    We should be vigilant to tests that make the same assumptions as the code underneath. Writing tests like this can make us feel better, but don’t give us the benefits that we’re looking for.

    There is no reason to simply repeat the implementation in tests: focus on tests that add value. Avoid the myth that more is better.

    Test in the right place

    We write tests at different levels of granularity. Unit tests test an individual component or unit, usually mocking it dependencies. Acceptance (or integration) tests check code fulfils its requirements and will usually involve the interaction between multiple components. End-to-end testing exercises the entire system.

    As we move up the testing hierarchy, tests become more relevant to a user’s goals, but harder to write, harder to debug and slower to run.

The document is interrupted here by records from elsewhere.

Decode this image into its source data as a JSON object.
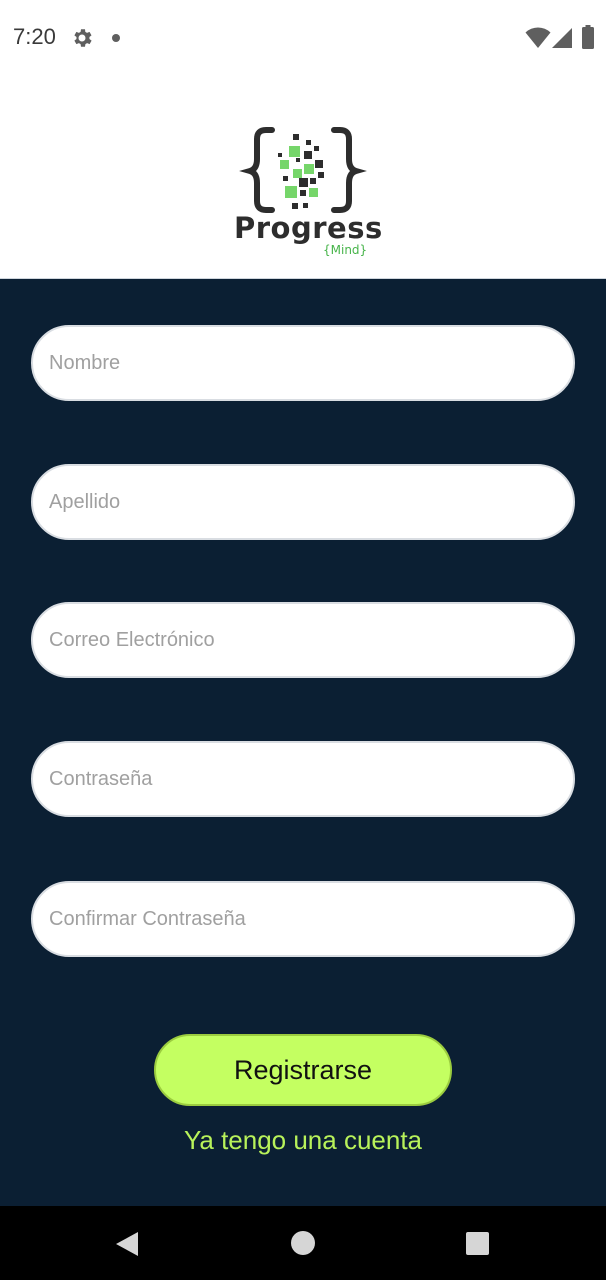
{
  "status_bar": {
    "time": "7:20",
    "icons": [
      "gear-icon",
      "notification-dot-icon",
      "wifi-icon",
      "signal-icon",
      "battery-icon"
    ]
  },
  "logo": {
    "word": "Progress",
    "sub": "{Mind}",
    "colors": {
      "dark": "#2d2d2d",
      "green": "#47b44a",
      "light_green": "#76d66a"
    }
  },
  "form": {
    "fields": [
      {
        "placeholder": "Nombre",
        "value": ""
      },
      {
        "placeholder": "Apellido",
        "value": ""
      },
      {
        "placeholder": "Correo Electrónico",
        "value": ""
      },
      {
        "placeholder": "Contraseña",
        "value": ""
      },
      {
        "placeholder": "Confirmar Contraseña",
        "value": ""
      }
    ],
    "register_label": "Registrarse",
    "have_account_label": "Ya tengo una cuenta"
  },
  "nav_bar": {
    "icons": [
      "back-icon",
      "home-icon",
      "recents-icon"
    ]
  },
  "colors": {
    "panel_bg": "#0b1f33",
    "button_bg": "#c4ff61",
    "link_color": "#b8f25a"
  }
}
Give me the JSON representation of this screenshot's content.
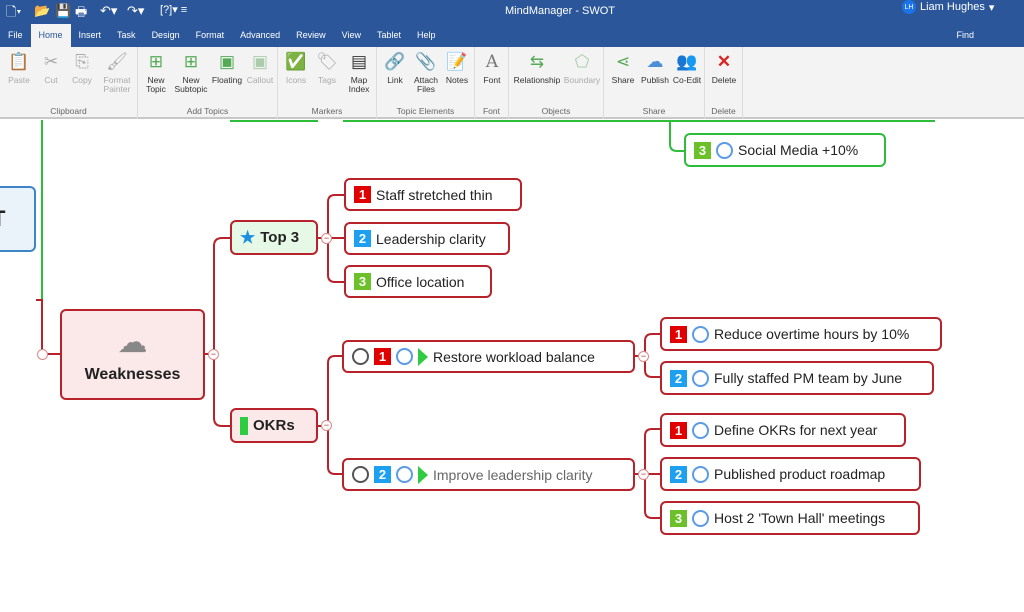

    The optimal testing mix will vary by project and task. Sometimes a specific component is critical so will be thoroughly tested in isolation in unit tests. Other times the interaction between several components is more important so acceptance tests are more appropriate. Occasionally, you can only get confidence from testing the whole system.

    From time to time, it’s important to reflect on the testing mix for a project. Does it verify the user’s goals? Are the tests easy to write and debug? Do the tests run quickly enough or often enough?

    You can use the answers to these questions to guide the balance between types of tests. This way, you can extract the most value from every test that is written.


    This is not an exhaustive list for how to write perfect tests. There are lots of other challenges not mentioned here (mocking, use of random, user interface testing, dealing with time, code coverage, performance, hardware, multithreading). I hope that keeping some of this advice in mind will guide you towards writing better tests.


    Also posted on Medium

    Published: 15 October, 2020